**Task directions:** Copy out the entries word for word, leaving images aside.

[Records from a collection]
++++
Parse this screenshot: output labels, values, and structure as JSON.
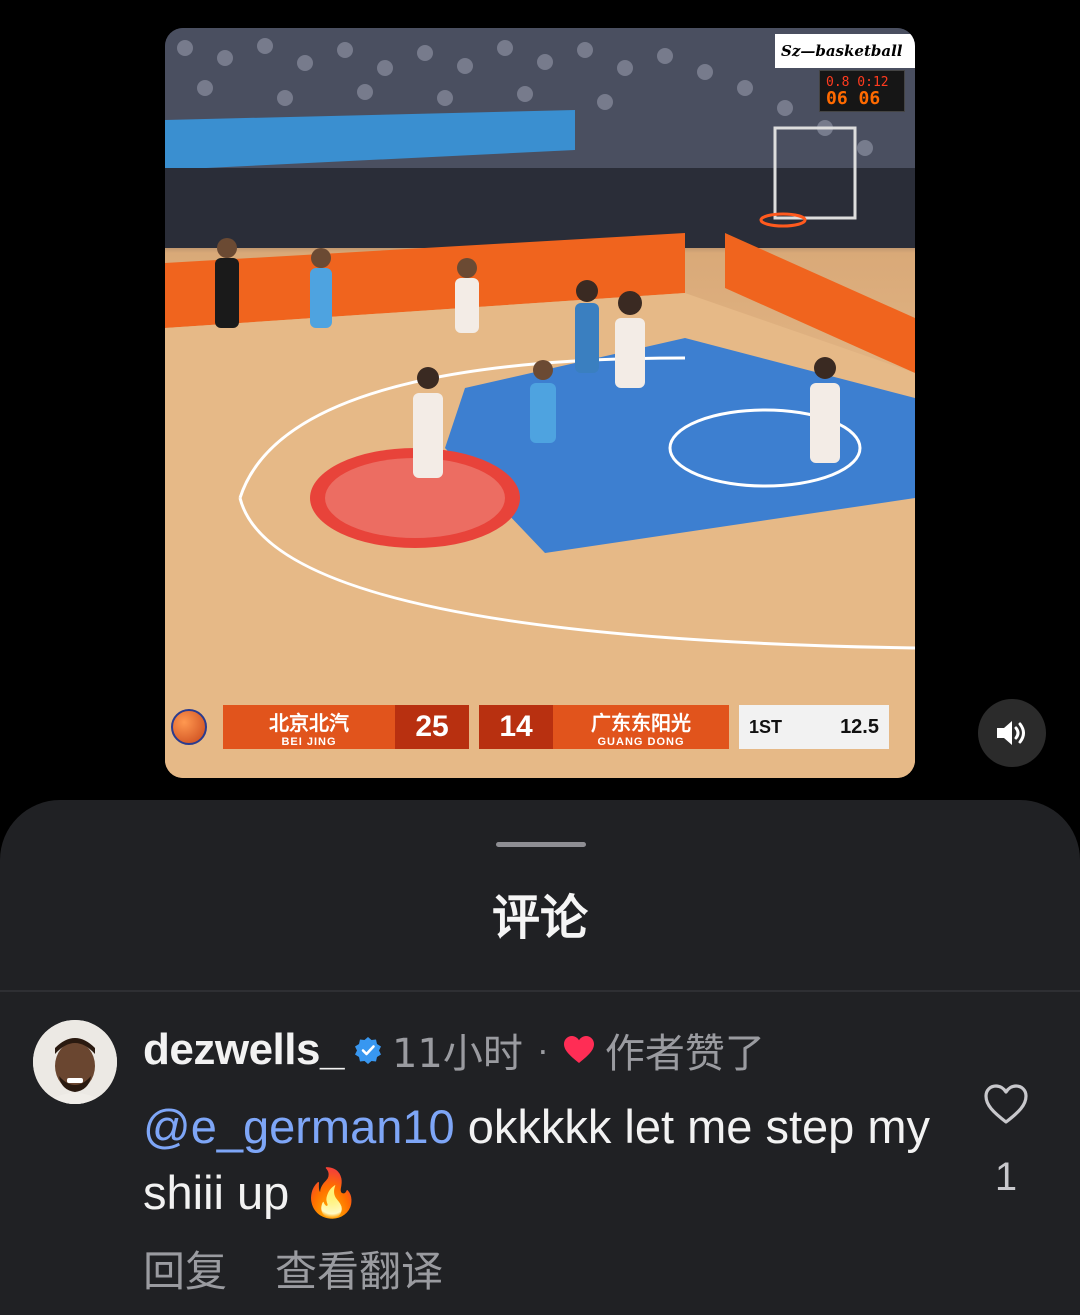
{
  "video": {
    "watermark": "Sz—basketball",
    "shot_clock": {
      "top": "0.8 0:12",
      "bottom": "06 06"
    },
    "scoreboard": {
      "home_name_cn": "北京北汽",
      "home_name_en": "BEI JING",
      "home_score": "25",
      "away_score": "14",
      "away_name_cn": "广东东阳光",
      "away_name_en": "GUANG DONG",
      "period": "1ST",
      "clock": "12.5"
    },
    "sound_icon": "speaker-on-icon"
  },
  "sheet": {
    "title": "评论"
  },
  "comment": {
    "username": "dezwells_",
    "time": "11小时",
    "separator": "·",
    "author_liked": "作者赞了",
    "mention": "@e_german10",
    "text": " okkkkk let me step my shiii up ",
    "emoji": "🔥",
    "reply_label": "回复",
    "translate_label": "查看翻译",
    "like_count": "1"
  },
  "colors": {
    "background": "#000000",
    "sheet": "#202124",
    "mention": "#7ea6f7",
    "muted": "#9a9ba0",
    "heart": "#ff2d55",
    "verified": "#3897f0"
  }
}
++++
**Solution for this problem:**
Parse this screenshot: output labels, values, and structure as JSON.
{
  "video": {
    "watermark": "Sz—basketball",
    "shot_clock": {
      "top": "0.8 0:12",
      "bottom": "06 06"
    },
    "scoreboard": {
      "home_name_cn": "北京北汽",
      "home_name_en": "BEI JING",
      "home_score": "25",
      "away_score": "14",
      "away_name_cn": "广东东阳光",
      "away_name_en": "GUANG DONG",
      "period": "1ST",
      "clock": "12.5"
    },
    "sound_icon": "speaker-on-icon"
  },
  "sheet": {
    "title": "评论"
  },
  "comment": {
    "username": "dezwells_",
    "time": "11小时",
    "separator": "·",
    "author_liked": "作者赞了",
    "mention": "@e_german10",
    "text": " okkkkk let me step my shiii up ",
    "emoji": "🔥",
    "reply_label": "回复",
    "translate_label": "查看翻译",
    "like_count": "1"
  },
  "colors": {
    "background": "#000000",
    "sheet": "#202124",
    "mention": "#7ea6f7",
    "muted": "#9a9ba0",
    "heart": "#ff2d55",
    "verified": "#3897f0"
  }
}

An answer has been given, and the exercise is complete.